Task statement —
Using the data below, gather each line that includes the word "last".

[Excerpts from an interface dataset]
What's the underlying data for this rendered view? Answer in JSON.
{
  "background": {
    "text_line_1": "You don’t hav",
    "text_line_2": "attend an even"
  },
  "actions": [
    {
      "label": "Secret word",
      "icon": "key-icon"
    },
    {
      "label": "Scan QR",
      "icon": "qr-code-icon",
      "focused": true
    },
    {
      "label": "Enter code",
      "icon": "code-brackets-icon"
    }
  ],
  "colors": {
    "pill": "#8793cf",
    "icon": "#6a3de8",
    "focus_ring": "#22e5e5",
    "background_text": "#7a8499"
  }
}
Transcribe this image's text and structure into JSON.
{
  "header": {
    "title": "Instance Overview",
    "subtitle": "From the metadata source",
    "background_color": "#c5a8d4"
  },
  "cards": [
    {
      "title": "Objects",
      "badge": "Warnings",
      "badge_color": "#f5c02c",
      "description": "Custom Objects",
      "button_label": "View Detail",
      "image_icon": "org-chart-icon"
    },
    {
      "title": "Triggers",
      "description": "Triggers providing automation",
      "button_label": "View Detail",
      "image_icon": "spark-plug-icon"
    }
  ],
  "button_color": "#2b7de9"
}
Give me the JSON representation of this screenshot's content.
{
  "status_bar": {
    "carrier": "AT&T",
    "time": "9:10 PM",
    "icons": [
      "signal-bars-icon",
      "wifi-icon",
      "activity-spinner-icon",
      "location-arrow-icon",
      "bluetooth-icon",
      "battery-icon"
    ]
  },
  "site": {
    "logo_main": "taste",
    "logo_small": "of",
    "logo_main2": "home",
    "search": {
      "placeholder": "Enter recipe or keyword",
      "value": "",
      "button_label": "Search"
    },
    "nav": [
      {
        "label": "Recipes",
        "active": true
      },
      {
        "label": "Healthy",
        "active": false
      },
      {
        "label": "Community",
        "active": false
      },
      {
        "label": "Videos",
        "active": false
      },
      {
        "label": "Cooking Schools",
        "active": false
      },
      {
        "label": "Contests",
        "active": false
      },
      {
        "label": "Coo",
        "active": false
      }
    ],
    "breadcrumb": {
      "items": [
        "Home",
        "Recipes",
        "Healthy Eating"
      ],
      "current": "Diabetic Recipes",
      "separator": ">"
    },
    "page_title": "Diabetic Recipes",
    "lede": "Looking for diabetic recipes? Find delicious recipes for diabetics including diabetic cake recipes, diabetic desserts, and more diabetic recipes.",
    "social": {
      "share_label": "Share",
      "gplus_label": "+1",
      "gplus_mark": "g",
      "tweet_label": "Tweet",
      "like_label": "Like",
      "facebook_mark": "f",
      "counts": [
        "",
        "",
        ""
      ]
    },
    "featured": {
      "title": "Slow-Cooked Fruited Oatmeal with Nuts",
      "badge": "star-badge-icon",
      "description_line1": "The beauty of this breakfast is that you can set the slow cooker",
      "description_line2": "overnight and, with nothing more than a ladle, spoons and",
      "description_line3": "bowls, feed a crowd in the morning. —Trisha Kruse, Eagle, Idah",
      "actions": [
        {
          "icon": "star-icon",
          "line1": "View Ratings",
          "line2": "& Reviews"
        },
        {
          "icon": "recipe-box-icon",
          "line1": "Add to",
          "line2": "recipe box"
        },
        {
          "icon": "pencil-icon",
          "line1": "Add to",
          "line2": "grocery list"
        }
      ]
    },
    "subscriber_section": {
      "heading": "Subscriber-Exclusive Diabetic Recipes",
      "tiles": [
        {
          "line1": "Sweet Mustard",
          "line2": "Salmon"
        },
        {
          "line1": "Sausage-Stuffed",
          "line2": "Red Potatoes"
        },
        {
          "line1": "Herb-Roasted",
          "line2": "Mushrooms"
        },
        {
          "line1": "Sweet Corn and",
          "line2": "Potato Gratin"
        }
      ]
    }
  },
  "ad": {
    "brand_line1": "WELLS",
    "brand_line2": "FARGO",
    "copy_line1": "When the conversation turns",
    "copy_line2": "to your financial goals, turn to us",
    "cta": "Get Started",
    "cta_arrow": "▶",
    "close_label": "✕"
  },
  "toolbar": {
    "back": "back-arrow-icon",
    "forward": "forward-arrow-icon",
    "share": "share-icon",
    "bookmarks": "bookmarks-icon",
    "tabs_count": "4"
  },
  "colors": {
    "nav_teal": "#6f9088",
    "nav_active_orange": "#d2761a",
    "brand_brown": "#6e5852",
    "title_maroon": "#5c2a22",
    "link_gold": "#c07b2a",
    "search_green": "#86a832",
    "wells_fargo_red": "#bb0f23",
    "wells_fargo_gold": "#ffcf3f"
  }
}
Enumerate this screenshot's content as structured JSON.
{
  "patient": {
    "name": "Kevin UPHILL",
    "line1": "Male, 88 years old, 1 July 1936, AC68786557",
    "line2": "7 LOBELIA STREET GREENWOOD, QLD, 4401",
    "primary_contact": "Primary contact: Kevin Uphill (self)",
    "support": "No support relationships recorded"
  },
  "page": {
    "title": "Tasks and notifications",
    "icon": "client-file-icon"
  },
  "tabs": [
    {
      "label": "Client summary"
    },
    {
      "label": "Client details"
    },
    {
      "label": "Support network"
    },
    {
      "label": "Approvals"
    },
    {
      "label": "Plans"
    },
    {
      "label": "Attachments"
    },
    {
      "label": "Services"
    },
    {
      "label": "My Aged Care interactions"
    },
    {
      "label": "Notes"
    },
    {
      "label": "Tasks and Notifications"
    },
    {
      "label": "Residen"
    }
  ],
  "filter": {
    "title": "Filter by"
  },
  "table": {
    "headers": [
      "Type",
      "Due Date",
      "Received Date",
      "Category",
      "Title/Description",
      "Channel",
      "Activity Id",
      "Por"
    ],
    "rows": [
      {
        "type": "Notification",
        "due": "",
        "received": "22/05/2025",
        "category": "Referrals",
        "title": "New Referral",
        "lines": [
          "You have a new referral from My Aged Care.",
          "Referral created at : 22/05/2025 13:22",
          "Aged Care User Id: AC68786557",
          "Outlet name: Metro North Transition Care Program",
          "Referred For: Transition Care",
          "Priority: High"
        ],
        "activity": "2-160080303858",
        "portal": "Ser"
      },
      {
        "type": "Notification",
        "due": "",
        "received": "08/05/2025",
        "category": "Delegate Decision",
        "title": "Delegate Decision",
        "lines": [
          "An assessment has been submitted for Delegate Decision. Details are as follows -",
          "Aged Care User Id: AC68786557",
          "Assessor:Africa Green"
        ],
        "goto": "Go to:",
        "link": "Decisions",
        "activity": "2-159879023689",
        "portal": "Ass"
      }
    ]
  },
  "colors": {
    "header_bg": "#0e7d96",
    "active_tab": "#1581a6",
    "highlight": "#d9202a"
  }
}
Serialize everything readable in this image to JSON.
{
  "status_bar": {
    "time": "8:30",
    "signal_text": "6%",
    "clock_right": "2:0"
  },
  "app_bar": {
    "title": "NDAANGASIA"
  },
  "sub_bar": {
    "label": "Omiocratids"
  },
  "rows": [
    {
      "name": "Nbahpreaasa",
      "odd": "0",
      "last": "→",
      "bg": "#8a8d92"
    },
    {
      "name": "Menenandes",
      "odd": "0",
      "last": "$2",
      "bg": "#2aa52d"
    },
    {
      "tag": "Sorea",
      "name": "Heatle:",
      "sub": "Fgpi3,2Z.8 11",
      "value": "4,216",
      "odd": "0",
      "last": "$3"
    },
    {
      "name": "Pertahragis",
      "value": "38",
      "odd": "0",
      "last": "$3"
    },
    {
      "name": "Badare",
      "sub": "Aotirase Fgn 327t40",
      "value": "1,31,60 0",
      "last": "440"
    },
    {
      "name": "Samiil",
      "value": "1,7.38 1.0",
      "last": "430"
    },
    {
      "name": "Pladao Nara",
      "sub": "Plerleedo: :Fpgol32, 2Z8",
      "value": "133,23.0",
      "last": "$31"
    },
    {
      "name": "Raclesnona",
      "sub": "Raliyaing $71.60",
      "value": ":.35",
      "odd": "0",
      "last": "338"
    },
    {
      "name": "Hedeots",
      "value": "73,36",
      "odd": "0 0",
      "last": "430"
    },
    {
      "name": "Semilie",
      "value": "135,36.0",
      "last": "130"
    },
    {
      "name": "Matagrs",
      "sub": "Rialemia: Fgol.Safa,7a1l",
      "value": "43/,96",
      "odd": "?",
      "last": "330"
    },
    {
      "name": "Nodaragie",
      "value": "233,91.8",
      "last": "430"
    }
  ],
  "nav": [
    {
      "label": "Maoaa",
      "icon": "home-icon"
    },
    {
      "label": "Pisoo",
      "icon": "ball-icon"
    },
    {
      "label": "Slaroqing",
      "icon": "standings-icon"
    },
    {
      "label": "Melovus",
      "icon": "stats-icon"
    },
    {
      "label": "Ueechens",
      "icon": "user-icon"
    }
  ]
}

Written response —
      "last": "→",
      "last": "$2",
      "last": "$3"
      "last": "$3"
      "last": "440"
      "last": "430"
      "last": "$31"
      "last": "338"
      "last": "430"
      "last": "130"
      "last": "330"
      "last": "430"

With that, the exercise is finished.